**WHAT THE TASK REQUIRES**
Whenever a line of the data below holds the string "phone", copy that line.

[Source records]

**********

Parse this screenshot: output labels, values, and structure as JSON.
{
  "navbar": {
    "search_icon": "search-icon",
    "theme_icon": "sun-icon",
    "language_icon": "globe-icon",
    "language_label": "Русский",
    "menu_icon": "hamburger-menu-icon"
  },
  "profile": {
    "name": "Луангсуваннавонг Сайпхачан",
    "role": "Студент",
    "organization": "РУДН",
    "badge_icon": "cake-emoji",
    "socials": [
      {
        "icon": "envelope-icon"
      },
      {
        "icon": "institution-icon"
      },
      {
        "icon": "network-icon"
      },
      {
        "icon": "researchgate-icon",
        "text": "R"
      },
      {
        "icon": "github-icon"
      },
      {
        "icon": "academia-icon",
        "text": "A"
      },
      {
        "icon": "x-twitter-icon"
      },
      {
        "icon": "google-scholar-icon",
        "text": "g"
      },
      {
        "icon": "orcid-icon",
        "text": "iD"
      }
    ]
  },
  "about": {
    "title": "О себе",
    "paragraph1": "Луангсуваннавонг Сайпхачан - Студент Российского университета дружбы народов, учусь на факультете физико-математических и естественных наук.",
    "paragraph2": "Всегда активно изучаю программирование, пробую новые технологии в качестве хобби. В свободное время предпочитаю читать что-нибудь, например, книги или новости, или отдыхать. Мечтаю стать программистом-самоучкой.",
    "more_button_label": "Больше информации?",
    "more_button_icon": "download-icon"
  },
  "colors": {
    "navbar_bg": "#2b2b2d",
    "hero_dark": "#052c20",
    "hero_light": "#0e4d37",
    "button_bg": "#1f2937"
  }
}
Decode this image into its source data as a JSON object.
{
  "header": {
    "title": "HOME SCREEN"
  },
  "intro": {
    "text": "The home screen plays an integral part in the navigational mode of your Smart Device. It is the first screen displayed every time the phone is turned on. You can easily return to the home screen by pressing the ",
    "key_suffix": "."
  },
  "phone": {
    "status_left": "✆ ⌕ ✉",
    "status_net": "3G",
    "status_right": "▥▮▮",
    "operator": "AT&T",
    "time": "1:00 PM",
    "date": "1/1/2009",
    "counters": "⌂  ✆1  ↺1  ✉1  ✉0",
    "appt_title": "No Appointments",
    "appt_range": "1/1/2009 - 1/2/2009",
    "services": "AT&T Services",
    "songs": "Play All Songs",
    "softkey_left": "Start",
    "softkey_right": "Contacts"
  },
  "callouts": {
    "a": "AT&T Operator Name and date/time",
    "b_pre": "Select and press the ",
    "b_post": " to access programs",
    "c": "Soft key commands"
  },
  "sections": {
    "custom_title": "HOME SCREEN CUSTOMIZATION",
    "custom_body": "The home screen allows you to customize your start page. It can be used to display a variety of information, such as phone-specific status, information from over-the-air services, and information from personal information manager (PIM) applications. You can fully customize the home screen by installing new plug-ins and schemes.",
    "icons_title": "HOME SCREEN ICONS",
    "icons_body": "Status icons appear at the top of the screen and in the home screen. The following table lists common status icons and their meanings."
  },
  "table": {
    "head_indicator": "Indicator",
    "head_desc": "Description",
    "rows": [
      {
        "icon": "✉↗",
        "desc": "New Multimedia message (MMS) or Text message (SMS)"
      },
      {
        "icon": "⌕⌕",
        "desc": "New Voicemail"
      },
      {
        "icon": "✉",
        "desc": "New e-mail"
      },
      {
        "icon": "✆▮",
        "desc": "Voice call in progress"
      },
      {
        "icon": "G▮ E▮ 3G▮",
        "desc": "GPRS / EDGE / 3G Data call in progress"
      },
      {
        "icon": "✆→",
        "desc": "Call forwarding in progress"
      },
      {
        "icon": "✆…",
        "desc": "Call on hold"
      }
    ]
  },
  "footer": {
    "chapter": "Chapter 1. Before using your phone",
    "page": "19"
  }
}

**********

**SOLVED PROBLEM**
    "text": "The home screen plays an integral part in the navigational mode of your Smart Device. It is the first screen displayed every time the phone is turned on. You can easily return to the home screen by pressing the ",
  "phone": {
    "custom_body": "The home screen allows you to customize your start page. It can be used to display a variety of information, such as phone-specific status, information from over-the-air services, and information from personal information manager (PIM) applications. You can fully customize the home screen by installing new plug-ins and schemes.",
    "chapter": "Chapter 1. Before using your phone",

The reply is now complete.